Exercise description:
Every record, apart from its pictures, should be repeated exactly.

Extracted entries:
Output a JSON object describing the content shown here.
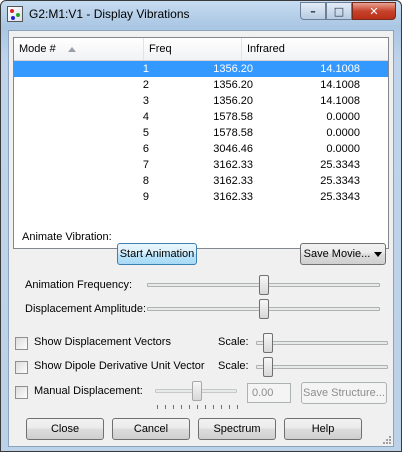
{
  "window": {
    "title": "G2:M1:V1 - Display Vibrations",
    "controls": {
      "minimize": "–",
      "maximize": "□",
      "close": "✕"
    }
  },
  "table": {
    "columns": [
      "Mode #",
      "Freq",
      "Infrared"
    ],
    "rows": [
      {
        "mode": "1",
        "freq": "1356.20",
        "ir": "14.1008"
      },
      {
        "mode": "2",
        "freq": "1356.20",
        "ir": "14.1008"
      },
      {
        "mode": "3",
        "freq": "1356.20",
        "ir": "14.1008"
      },
      {
        "mode": "4",
        "freq": "1578.58",
        "ir": "0.0000"
      },
      {
        "mode": "5",
        "freq": "1578.58",
        "ir": "0.0000"
      },
      {
        "mode": "6",
        "freq": "3046.46",
        "ir": "0.0000"
      },
      {
        "mode": "7",
        "freq": "3162.33",
        "ir": "25.3343"
      },
      {
        "mode": "8",
        "freq": "3162.33",
        "ir": "25.3343"
      },
      {
        "mode": "9",
        "freq": "3162.33",
        "ir": "25.3343"
      }
    ],
    "selected_row": 0
  },
  "animation": {
    "section_label": "Animate Vibration:",
    "start_button": "Start Animation",
    "save_movie_button": "Save Movie...",
    "frequency_label": "Animation Frequency:",
    "frequency_level": 0.5,
    "amplitude_label": "Displacement Amplitude:",
    "amplitude_level": 0.5
  },
  "options": {
    "show_vectors_label": "Show Displacement Vectors",
    "show_vectors_checked": false,
    "show_dipole_label": "Show Dipole Derivative Unit Vector",
    "show_dipole_checked": false,
    "scale_label": "Scale:",
    "manual_label": "Manual Displacement:",
    "manual_checked": false,
    "manual_value": "0.00",
    "save_structure_button": "Save Structure..."
  },
  "footer": {
    "close": "Close",
    "cancel": "Cancel",
    "spectrum": "Spectrum",
    "help": "Help"
  },
  "colors": {
    "selection": "#3399ff",
    "close_button": "#c8432c"
  }
}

Written answer:
Output a JSON object describing the content shown here.
{
  "window": {
    "title": "G2:M1:V1 - Display Vibrations",
    "controls": {
      "minimize": "–",
      "maximize": "□",
      "close": "✕"
    }
  },
  "table": {
    "columns": [
      "Mode #",
      "Freq",
      "Infrared"
    ],
    "rows": [
      {
        "mode": "1",
        "freq": "1356.20",
        "ir": "14.1008"
      },
      {
        "mode": "2",
        "freq": "1356.20",
        "ir": "14.1008"
      },
      {
        "mode": "3",
        "freq": "1356.20",
        "ir": "14.1008"
      },
      {
        "mode": "4",
        "freq": "1578.58",
        "ir": "0.0000"
      },
      {
        "mode": "5",
        "freq": "1578.58",
        "ir": "0.0000"
      },
      {
        "mode": "6",
        "freq": "3046.46",
        "ir": "0.0000"
      },
      {
        "mode": "7",
        "freq": "3162.33",
        "ir": "25.3343"
      },
      {
        "mode": "8",
        "freq": "3162.33",
        "ir": "25.3343"
      },
      {
        "mode": "9",
        "freq": "3162.33",
        "ir": "25.3343"
      }
    ],
    "selected_row": 0
  },
  "animation": {
    "section_label": "Animate Vibration:",
    "start_button": "Start Animation",
    "save_movie_button": "Save Movie...",
    "frequency_label": "Animation Frequency:",
    "frequency_level": 0.5,
    "amplitude_label": "Displacement Amplitude:",
    "amplitude_level": 0.5
  },
  "options": {
    "show_vectors_label": "Show Displacement Vectors",
    "show_vectors_checked": false,
    "show_dipole_label": "Show Dipole Derivative Unit Vector",
    "show_dipole_checked": false,
    "scale_label": "Scale:",
    "manual_label": "Manual Displacement:",
    "manual_checked": false,
    "manual_value": "0.00",
    "save_structure_button": "Save Structure..."
  },
  "footer": {
    "close": "Close",
    "cancel": "Cancel",
    "spectrum": "Spectrum",
    "help": "Help"
  },
  "colors": {
    "selection": "#3399ff",
    "close_button": "#c8432c"
  }
}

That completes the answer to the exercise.